» What you should do
No pictures belong in the copy. Restate the rest of the data exactly.

[Interface dataset entries]
----------

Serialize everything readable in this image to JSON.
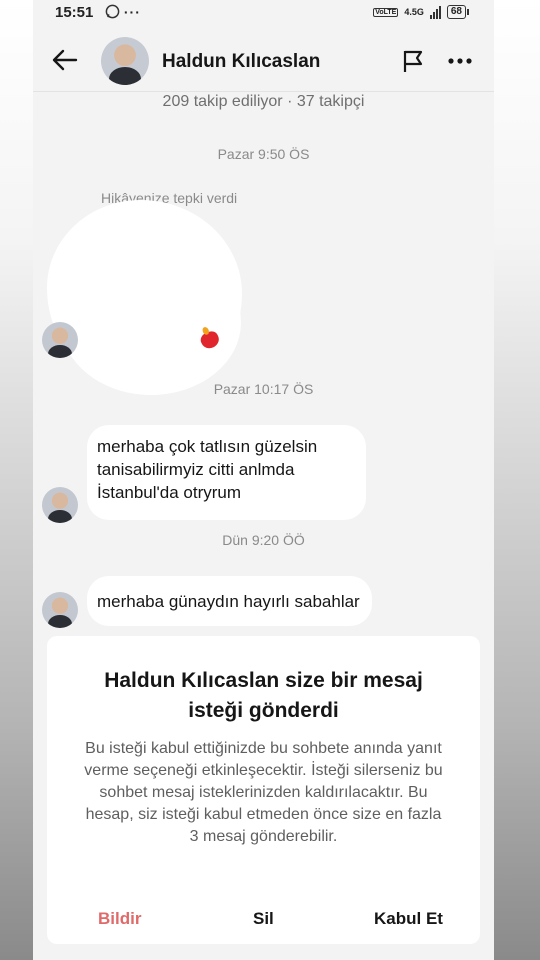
{
  "status_bar": {
    "time": "15:51",
    "left_icons": "◯ ···",
    "network": "4.5G",
    "volte": "VoLTE",
    "battery": "68"
  },
  "header": {
    "name": "Haldun Kılıcaslan"
  },
  "profile": {
    "follow_stats": "209 takip ediliyor · 37 takipçi"
  },
  "messages": {
    "ts1": "Pazar 9:50 ÖS",
    "story_reaction_label": "Hikâyenize tepki verdi",
    "ts2": "Pazar 10:17 ÖS",
    "msg1_line1": "merhaba çok tatlısın güzelsin",
    "msg1_line2": "tanisabilirmyiz citti anlmda",
    "msg1_line3": "İstanbul'da otryrum",
    "ts3": "Dün 9:20 ÖÖ",
    "msg2": "merhaba günaydın hayırlı sabahlar"
  },
  "request_card": {
    "title": "Haldun Kılıcaslan size bir mesaj isteği gönderdi",
    "body": "Bu isteği kabul ettiğinizde bu sohbete anında yanıt verme seçeneği etkinleşecektir. İsteği silerseniz bu sohbet mesaj isteklerinizden kaldırılacaktır. Bu hesap, siz isteği kabul etmeden önce size en fazla 3 mesaj gönderebilir.",
    "report": "Bildir",
    "delete": "Sil",
    "accept": "Kabul Et"
  },
  "colors": {
    "report_red": "#e06a6a",
    "page_bg": "#f3f3f3",
    "bubble_bg": "#ffffff"
  }
}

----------

» Result of the task
Serialize everything readable in this image to JSON.
{
  "status_bar": {
    "time": "15:51",
    "left_icons": "◯ ···",
    "network": "4.5G",
    "volte": "VoLTE",
    "battery": "68"
  },
  "header": {
    "name": "Haldun Kılıcaslan"
  },
  "profile": {
    "follow_stats": "209 takip ediliyor · 37 takipçi"
  },
  "messages": {
    "ts1": "Pazar 9:50 ÖS",
    "story_reaction_label": "Hikâyenize tepki verdi",
    "ts2": "Pazar 10:17 ÖS",
    "msg1_line1": "merhaba çok tatlısın güzelsin",
    "msg1_line2": "tanisabilirmyiz citti anlmda",
    "msg1_line3": "İstanbul'da otryrum",
    "ts3": "Dün 9:20 ÖÖ",
    "msg2": "merhaba günaydın hayırlı sabahlar"
  },
  "request_card": {
    "title": "Haldun Kılıcaslan size bir mesaj isteği gönderdi",
    "body": "Bu isteği kabul ettiğinizde bu sohbete anında yanıt verme seçeneği etkinleşecektir. İsteği silerseniz bu sohbet mesaj isteklerinizden kaldırılacaktır. Bu hesap, siz isteği kabul etmeden önce size en fazla 3 mesaj gönderebilir.",
    "report": "Bildir",
    "delete": "Sil",
    "accept": "Kabul Et"
  },
  "colors": {
    "report_red": "#e06a6a",
    "page_bg": "#f3f3f3",
    "bubble_bg": "#ffffff"
  }
}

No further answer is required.